Task to complete:
Your reply must consist of the data below, reproduced character for character.

Data provided:

+ + + +

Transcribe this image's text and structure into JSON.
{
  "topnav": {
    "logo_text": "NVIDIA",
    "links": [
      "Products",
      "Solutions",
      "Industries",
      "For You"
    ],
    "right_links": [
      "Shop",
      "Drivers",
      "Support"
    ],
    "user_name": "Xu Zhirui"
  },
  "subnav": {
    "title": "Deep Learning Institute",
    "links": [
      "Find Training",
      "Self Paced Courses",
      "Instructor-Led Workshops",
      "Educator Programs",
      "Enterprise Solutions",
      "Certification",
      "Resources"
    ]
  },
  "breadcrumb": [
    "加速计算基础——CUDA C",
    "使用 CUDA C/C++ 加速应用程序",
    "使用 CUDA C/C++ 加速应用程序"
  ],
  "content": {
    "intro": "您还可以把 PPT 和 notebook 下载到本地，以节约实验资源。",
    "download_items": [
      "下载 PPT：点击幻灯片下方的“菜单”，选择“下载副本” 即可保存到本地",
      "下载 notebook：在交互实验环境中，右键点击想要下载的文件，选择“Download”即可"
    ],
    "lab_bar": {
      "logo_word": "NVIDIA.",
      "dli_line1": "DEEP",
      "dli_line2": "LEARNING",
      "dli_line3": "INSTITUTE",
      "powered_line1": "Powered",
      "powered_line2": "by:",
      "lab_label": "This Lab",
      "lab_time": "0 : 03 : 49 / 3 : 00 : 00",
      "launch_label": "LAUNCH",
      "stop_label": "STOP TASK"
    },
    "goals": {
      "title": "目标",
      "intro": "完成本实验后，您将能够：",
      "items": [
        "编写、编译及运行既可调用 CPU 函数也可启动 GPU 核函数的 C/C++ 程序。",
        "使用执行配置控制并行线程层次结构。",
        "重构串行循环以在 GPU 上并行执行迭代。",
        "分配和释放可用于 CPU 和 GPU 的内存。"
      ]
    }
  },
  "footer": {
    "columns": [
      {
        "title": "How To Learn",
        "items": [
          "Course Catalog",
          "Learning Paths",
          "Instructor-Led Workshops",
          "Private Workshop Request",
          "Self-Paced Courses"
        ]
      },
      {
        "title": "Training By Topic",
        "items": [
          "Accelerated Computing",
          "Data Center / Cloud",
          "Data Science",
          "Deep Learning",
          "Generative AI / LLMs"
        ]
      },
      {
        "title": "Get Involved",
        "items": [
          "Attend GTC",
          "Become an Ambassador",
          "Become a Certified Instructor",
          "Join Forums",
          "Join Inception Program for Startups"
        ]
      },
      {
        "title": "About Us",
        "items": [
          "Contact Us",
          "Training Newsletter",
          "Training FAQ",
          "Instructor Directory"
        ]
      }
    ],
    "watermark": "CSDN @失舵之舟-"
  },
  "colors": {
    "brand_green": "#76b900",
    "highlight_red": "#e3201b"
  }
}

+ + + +

Response area:
Transcribe this image's text and structure into JSON.
{
  "topnav": {
    "logo_text": "NVIDIA",
    "links": [
      "Products",
      "Solutions",
      "Industries",
      "For You"
    ],
    "right_links": [
      "Shop",
      "Drivers",
      "Support"
    ],
    "user_name": "Xu Zhirui"
  },
  "subnav": {
    "title": "Deep Learning Institute",
    "links": [
      "Find Training",
      "Self Paced Courses",
      "Instructor-Led Workshops",
      "Educator Programs",
      "Enterprise Solutions",
      "Certification",
      "Resources"
    ]
  },
  "breadcrumb": [
    "加速计算基础——CUDA C",
    "使用 CUDA C/C++ 加速应用程序",
    "使用 CUDA C/C++ 加速应用程序"
  ],
  "content": {
    "intro": "您还可以把 PPT 和 notebook 下载到本地，以节约实验资源。",
    "download_items": [
      "下载 PPT：点击幻灯片下方的“菜单”，选择“下载副本” 即可保存到本地",
      "下载 notebook：在交互实验环境中，右键点击想要下载的文件，选择“Download”即可"
    ],
    "lab_bar": {
      "logo_word": "NVIDIA.",
      "dli_line1": "DEEP",
      "dli_line2": "LEARNING",
      "dli_line3": "INSTITUTE",
      "powered_line1": "Powered",
      "powered_line2": "by:",
      "lab_label": "This Lab",
      "lab_time": "0 : 03 : 49 / 3 : 00 : 00",
      "launch_label": "LAUNCH",
      "stop_label": "STOP TASK"
    },
    "goals": {
      "title": "目标",
      "intro": "完成本实验后，您将能够：",
      "items": [
        "编写、编译及运行既可调用 CPU 函数也可启动 GPU 核函数的 C/C++ 程序。",
        "使用执行配置控制并行线程层次结构。",
        "重构串行循环以在 GPU 上并行执行迭代。",
        "分配和释放可用于 CPU 和 GPU 的内存。"
      ]
    }
  },
  "footer": {
    "columns": [
      {
        "title": "How To Learn",
        "items": [
          "Course Catalog",
          "Learning Paths",
          "Instructor-Led Workshops",
          "Private Workshop Request",
          "Self-Paced Courses"
        ]
      },
      {
        "title": "Training By Topic",
        "items": [
          "Accelerated Computing",
          "Data Center / Cloud",
          "Data Science",
          "Deep Learning",
          "Generative AI / LLMs"
        ]
      },
      {
        "title": "Get Involved",
        "items": [
          "Attend GTC",
          "Become an Ambassador",
          "Become a Certified Instructor",
          "Join Forums",
          "Join Inception Program for Startups"
        ]
      },
      {
        "title": "About Us",
        "items": [
          "Contact Us",
          "Training Newsletter",
          "Training FAQ",
          "Instructor Directory"
        ]
      }
    ],
    "watermark": "CSDN @失舵之舟-"
  },
  "colors": {
    "brand_green": "#76b900",
    "highlight_red": "#e3201b"
  }
}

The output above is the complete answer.